Now, the problem was rediscovered by Minc (1959), and notably by Andrews, Paule, Riese and Strehl (2001) as a biproduct of computer experiments. Both Cayley’s and APRS’s proofs are analytic (using generating functions). More recent investigations by Corteel, Lee and Savage (2005 and 2007 papers), and Beck, Braun and Le (2011) proved various extensions, still using generating functions.

We are now ready for the “lost proof”, which is really a lost bijection. It’s given by just one formula, due to Matjaž Konvalinka and me:

\Psi: (a_1,a_2,a_3,\ldots,a_n) \to [2^{n-1}]^{2-a_1} [2^{n-2}]^{2a_1-a_2}[2^{n-3}]^{2a_2-a_3} \ldots 1^{2a_{n-1}-a_n}

For example, for n=2 we get the following bijection:

\Psi: (1,1) \to 21, \ (1,2) \to 2, \ (2,1) \to 1^3, \ (2,2) \to 1^2, \ (2,3) \to 1, \ (2,4) \to \varnothing.

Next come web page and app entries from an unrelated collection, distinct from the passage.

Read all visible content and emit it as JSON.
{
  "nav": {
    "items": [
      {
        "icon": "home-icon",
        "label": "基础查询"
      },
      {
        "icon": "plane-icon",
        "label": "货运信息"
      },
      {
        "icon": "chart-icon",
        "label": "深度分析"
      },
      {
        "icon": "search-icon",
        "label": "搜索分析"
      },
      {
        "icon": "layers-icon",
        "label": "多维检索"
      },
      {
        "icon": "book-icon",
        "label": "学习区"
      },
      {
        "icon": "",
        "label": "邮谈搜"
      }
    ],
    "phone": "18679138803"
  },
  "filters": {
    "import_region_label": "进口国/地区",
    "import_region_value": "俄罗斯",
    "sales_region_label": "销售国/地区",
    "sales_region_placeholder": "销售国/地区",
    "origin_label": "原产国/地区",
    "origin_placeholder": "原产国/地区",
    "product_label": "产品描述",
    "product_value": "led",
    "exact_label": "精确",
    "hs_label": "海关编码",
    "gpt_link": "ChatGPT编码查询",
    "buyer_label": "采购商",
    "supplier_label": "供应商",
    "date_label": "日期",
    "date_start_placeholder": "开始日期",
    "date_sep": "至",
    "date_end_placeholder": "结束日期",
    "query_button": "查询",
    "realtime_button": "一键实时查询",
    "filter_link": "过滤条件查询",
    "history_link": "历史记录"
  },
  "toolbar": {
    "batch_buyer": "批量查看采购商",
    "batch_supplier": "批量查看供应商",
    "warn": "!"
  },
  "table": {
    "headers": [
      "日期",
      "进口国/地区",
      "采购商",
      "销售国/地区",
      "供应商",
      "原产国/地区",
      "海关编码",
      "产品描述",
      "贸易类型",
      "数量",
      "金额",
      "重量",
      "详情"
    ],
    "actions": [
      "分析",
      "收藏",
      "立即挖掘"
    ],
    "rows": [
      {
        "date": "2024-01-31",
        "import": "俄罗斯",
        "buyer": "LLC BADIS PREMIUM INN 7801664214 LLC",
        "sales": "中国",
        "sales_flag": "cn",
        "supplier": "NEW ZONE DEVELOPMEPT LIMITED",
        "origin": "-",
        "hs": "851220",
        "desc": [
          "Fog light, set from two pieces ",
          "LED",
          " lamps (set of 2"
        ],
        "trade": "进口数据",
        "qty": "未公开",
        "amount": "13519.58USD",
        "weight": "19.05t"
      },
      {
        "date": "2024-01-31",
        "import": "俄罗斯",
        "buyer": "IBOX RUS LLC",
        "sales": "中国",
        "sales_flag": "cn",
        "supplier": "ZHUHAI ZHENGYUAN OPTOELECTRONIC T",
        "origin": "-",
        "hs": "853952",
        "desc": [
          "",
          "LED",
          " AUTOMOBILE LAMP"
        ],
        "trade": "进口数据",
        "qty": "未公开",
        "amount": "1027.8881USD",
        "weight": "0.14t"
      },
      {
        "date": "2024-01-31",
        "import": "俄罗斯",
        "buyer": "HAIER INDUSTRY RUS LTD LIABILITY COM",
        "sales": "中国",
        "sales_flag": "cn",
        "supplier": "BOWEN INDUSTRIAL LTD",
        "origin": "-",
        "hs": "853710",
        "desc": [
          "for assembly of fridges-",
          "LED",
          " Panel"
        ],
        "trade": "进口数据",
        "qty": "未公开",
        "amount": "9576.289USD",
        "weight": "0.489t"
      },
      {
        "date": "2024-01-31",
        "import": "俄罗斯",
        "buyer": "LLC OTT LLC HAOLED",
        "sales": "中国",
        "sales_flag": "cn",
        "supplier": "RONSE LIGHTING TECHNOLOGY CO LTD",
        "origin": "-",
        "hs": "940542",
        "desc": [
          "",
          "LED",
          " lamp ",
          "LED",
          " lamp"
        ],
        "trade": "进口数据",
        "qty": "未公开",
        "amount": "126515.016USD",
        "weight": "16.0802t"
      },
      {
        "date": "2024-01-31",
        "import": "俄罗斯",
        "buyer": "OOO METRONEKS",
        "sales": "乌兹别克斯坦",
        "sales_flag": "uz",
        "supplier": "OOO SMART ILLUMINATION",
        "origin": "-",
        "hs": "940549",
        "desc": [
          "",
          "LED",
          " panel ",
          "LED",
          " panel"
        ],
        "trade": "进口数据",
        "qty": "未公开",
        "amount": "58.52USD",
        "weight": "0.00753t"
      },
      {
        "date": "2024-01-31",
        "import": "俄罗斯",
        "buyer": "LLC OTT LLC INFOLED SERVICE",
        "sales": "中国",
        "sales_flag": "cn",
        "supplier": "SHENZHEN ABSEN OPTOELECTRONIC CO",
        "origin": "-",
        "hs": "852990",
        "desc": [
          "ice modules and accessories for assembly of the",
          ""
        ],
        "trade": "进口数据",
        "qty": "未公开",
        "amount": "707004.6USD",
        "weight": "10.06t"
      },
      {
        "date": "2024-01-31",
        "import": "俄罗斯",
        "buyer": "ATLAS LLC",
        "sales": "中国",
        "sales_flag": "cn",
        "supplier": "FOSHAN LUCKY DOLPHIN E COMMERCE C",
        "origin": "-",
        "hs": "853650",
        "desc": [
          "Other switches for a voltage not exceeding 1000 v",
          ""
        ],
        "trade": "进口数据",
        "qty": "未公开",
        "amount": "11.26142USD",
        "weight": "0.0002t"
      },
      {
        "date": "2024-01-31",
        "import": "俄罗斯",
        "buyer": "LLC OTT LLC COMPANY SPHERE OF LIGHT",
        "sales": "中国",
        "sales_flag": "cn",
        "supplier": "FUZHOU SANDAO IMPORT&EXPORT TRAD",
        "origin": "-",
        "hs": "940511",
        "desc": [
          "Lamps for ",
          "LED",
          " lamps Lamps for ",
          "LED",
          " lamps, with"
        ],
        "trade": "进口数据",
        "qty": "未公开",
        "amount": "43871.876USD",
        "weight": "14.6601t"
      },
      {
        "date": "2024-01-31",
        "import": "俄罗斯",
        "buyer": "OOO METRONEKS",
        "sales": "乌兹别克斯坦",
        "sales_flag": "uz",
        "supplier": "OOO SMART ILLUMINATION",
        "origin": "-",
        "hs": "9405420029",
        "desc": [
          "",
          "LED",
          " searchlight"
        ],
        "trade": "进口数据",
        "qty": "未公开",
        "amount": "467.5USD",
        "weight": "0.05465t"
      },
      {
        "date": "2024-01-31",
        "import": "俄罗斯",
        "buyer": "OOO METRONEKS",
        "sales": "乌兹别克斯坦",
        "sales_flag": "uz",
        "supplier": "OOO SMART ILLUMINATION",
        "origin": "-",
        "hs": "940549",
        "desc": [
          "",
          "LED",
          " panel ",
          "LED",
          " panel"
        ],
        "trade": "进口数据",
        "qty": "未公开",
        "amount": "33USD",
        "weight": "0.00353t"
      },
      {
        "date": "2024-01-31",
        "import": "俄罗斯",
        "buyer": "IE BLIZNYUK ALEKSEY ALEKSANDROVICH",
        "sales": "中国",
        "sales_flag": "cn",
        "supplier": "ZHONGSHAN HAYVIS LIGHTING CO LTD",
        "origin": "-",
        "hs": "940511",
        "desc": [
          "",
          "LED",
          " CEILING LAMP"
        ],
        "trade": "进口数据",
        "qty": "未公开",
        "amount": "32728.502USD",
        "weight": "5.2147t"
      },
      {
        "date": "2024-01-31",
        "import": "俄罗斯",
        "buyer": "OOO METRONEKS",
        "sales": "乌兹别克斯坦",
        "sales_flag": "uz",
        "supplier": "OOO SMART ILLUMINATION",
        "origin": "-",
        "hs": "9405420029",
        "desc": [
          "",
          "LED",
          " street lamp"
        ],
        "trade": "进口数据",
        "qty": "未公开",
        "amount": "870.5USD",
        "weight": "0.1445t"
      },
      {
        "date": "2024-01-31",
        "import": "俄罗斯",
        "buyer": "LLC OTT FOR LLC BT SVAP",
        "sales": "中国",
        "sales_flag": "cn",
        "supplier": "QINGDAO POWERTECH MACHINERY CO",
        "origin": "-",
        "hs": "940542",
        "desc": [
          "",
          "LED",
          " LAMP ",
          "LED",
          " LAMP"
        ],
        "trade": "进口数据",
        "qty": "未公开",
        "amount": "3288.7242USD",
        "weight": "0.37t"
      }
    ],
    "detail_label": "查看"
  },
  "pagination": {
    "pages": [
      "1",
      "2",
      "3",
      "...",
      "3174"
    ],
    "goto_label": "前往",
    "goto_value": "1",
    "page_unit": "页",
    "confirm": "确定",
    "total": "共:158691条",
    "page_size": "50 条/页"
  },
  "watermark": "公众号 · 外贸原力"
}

Of course, once the bijection is found, the proof of Cayley’s theorem is completely straightforward. Also, once you have such an affine formula, many extensions become trivial.

One wonders, how does one can come up with such a bijection. The answer is: simply compute it assuming there is an affine map. It tends to be unique. Also, we have done this before (for convex partitions and LR-coefficients). There is a reason why this bijection is so similar to Sylvie Corteel’s “brilliant human-generated one-line proof” in the words of Doron Zeilberger. So it’s just amazing that this simple proof has been “lost” for over 150 years, until now…

See our paper (Konvalinka and Pak, “Cayley compositions, partitions, polytopes, and geometric bijections”, 2012) for applications of this “lost bijection” and my survey (Pak, “Partition Bijections, a Survey”, 2006) for more on partition bijections.